A monthly column by the Emmanuel Community: 46 Rosalino Street, Woodbrook.Tel:628-1064;email@example.com
When our sense of right and wrong is threatened or attacked, we want to take defensive action. We want, like the followers of Jesus when He was being taken from the Garden of Gethsemane, to draw our sword and cut off the ear of the high priest’s servant.
But Jesus would have none of this response. He would not be found guilty of double-speak. He had been teaching: “Love your enemies, do good to those who hate you,” so He touched the servant’s ear and healed him. He shows love and mercy to the enemy.
During the discussions regarding the change in the buggery laws, Archbishop Gordon pointed us to the actions of Jesus in dealing with the woman caught in adultery (CN April 15). By law, she was to be stoned to death, but He chose the way of mercy.
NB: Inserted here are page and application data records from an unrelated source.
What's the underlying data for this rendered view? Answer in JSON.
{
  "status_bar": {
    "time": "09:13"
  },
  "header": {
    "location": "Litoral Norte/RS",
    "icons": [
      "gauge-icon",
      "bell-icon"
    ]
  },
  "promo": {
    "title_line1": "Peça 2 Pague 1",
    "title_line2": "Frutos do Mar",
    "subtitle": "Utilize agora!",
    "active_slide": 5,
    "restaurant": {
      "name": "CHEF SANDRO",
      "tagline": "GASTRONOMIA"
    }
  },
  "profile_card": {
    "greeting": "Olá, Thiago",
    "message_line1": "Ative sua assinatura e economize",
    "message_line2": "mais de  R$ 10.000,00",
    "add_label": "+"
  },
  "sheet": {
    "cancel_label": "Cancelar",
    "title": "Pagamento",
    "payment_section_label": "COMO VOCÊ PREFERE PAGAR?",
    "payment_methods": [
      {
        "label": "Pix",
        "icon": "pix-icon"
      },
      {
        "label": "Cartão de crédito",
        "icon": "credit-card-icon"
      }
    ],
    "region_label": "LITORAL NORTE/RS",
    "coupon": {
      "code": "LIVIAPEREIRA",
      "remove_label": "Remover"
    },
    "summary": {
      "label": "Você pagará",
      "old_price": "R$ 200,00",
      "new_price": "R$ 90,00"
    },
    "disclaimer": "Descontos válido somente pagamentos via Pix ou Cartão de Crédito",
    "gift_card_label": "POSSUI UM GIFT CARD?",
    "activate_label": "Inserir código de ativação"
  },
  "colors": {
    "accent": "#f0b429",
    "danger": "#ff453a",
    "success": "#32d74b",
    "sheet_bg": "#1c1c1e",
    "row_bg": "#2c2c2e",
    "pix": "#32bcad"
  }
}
Firstly, He invited anyone who was without sin to cast the first stone. Secondly, as they all walked away, He asked the woman: “Has no one condemned you?” To her reply in the negative, He said “Then neither do I condemn you. Go, and sin no more.”
We often forget that when we offer mercy to someone, it does not mean that we condone what they have done. Rather, it is to call them to acknowledge that they have done wrong, to recognise that the wrong is deserving of punishment, and then to accept the invitation (from God) to repent and turn away from that wrongdoing.
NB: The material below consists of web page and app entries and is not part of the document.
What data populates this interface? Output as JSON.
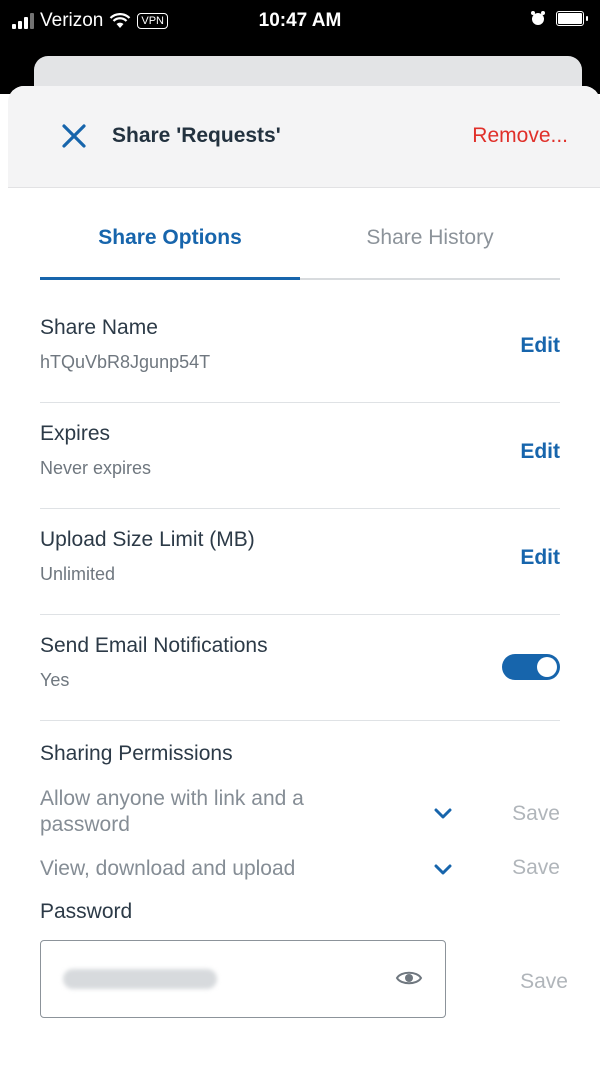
{
  "status_bar": {
    "carrier": "Verizon",
    "vpn": "VPN",
    "time": "10:47 AM"
  },
  "header": {
    "title": "Share 'Requests'",
    "remove_label": "Remove..."
  },
  "tabs": [
    {
      "label": "Share Options",
      "active": true
    },
    {
      "label": "Share History",
      "active": false
    }
  ],
  "settings": [
    {
      "label": "Share Name",
      "value": "hTQuVbR8Jgunp54T",
      "action": "Edit"
    },
    {
      "label": "Expires",
      "value": "Never expires",
      "action": "Edit"
    },
    {
      "label": "Upload Size Limit (MB)",
      "value": "Unlimited",
      "action": "Edit"
    },
    {
      "label": "Send Email Notifications",
      "value": "Yes",
      "toggle_on": true
    }
  ],
  "permissions": {
    "title": "Sharing Permissions",
    "access": {
      "value": "Allow anyone with link and a password",
      "save_label": "Save"
    },
    "rights": {
      "value": "View, download and upload",
      "save_label": "Save"
    }
  },
  "password": {
    "label": "Password",
    "save_label": "Save"
  },
  "colors": {
    "accent": "#1765ac",
    "danger": "#e0302a"
  }
}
In our ministry to pre- and post-abortive women, we too have been learning to be as merciful as Jesus, as careful not to condemn, yet as firm as He was in encouraging a change in direction. As fiercely as we defend the right to life of the unborn, we also uphold the dignity of the mother ‘caught’ with an unplanned or ill-timed pregnancy, offering her emotional and material support during and after the pregnancy.
We offer compassionate assistance to those experiencing the traumas (physical, psychological and spiritual) associated with abortion. We provide information on the dangers of abortion. And we pray for the conversion of all those involved in the provision of abortion.
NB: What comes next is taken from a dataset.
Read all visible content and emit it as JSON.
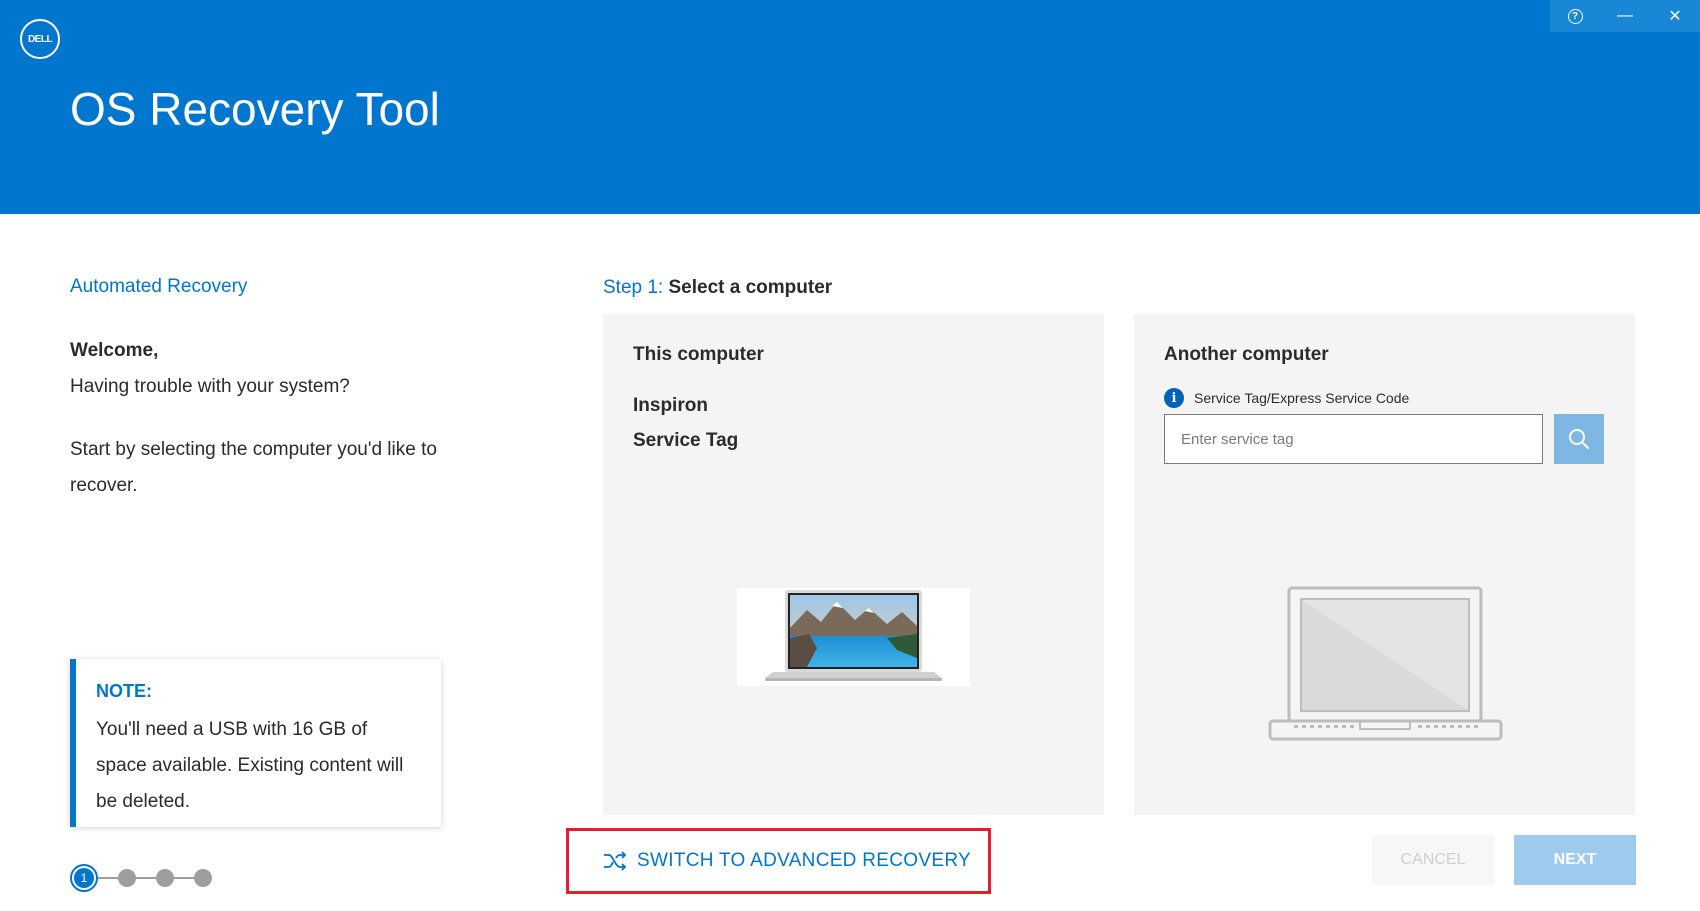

As the threats to traditional marriage and family seem to draw ever closer, we must be prepared to continue boldly sharing the truths of our faith as the path to true human flourishing. We must do so humbly, all the while extending the same love and mercy that Jesus extended to the woman caught in adultery; the same love and mercy that He extended to us when He went to the cross 2000-plus years ago; the same love and mercy that He extends to us every day in the Eucharist.